Stored data »
****************************************
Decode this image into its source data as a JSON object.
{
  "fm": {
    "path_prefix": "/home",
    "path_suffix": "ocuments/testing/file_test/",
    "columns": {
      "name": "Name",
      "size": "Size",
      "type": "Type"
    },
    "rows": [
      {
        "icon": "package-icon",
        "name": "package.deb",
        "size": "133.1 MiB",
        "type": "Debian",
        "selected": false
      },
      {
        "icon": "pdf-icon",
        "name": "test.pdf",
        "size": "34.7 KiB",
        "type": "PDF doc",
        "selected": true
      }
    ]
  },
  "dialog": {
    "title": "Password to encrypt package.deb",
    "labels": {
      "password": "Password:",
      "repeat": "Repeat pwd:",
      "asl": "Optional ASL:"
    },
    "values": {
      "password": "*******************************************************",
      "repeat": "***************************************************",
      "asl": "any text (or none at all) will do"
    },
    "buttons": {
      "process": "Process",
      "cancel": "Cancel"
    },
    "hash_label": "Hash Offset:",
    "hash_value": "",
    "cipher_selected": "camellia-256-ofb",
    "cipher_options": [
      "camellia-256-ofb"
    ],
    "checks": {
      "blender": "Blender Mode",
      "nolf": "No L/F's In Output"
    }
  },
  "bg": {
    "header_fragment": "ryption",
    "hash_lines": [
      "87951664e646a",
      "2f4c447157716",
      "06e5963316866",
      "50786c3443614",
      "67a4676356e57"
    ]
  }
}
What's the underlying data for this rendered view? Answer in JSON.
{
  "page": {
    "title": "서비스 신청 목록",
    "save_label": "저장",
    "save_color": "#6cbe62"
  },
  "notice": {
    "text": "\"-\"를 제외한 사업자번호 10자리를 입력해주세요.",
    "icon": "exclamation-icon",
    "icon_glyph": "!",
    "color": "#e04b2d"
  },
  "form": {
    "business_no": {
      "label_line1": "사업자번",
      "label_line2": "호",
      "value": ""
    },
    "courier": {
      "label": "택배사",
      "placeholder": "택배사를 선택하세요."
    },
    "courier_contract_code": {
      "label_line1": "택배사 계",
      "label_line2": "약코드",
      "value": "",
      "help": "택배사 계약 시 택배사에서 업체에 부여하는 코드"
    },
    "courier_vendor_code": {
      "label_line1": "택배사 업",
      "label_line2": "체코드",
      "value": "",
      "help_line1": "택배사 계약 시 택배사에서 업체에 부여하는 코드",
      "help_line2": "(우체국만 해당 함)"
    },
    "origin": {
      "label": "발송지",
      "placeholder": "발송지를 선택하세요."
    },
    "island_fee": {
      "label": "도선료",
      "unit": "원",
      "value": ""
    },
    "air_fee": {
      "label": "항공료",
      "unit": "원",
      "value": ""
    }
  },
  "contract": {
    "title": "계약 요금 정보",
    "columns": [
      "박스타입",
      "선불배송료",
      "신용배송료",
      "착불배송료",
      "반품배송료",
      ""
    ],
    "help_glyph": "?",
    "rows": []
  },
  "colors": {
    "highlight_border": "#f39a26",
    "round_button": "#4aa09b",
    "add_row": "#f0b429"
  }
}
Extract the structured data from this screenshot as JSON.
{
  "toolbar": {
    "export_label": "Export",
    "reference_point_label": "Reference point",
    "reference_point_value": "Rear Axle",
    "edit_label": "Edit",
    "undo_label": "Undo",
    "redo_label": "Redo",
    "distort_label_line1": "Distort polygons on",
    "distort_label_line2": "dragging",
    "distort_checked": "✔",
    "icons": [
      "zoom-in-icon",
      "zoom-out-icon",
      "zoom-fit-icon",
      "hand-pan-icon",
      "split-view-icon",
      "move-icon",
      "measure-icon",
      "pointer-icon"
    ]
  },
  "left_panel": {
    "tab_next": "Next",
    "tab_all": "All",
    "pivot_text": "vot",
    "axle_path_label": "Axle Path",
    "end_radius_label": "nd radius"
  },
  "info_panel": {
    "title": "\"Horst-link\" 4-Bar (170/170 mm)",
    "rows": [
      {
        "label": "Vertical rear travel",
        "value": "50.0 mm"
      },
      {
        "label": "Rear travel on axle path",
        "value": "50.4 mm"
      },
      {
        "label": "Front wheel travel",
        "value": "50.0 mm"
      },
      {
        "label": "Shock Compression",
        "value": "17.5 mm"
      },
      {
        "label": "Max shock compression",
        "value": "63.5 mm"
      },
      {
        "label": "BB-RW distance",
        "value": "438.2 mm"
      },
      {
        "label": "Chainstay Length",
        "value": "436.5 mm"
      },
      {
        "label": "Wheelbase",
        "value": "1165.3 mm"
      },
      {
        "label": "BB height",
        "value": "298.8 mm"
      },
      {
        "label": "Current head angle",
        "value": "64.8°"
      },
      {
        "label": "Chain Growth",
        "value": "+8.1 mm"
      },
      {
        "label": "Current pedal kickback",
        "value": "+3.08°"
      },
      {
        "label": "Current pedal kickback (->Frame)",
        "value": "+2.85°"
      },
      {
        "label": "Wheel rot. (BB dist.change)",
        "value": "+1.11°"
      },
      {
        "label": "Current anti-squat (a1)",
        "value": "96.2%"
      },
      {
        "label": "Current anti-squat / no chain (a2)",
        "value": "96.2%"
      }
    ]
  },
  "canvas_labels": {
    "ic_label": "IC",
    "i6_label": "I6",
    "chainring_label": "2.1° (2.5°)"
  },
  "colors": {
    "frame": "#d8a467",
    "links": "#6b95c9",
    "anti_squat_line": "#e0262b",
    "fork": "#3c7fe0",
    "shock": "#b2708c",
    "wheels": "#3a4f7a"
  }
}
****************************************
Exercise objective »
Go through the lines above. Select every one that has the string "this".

Written solution »
Decode this image into its source data as a JSON object.
What's the underlying data for this rendered view? Answer in JSON.
Extract the structured data from this screenshot as JSON.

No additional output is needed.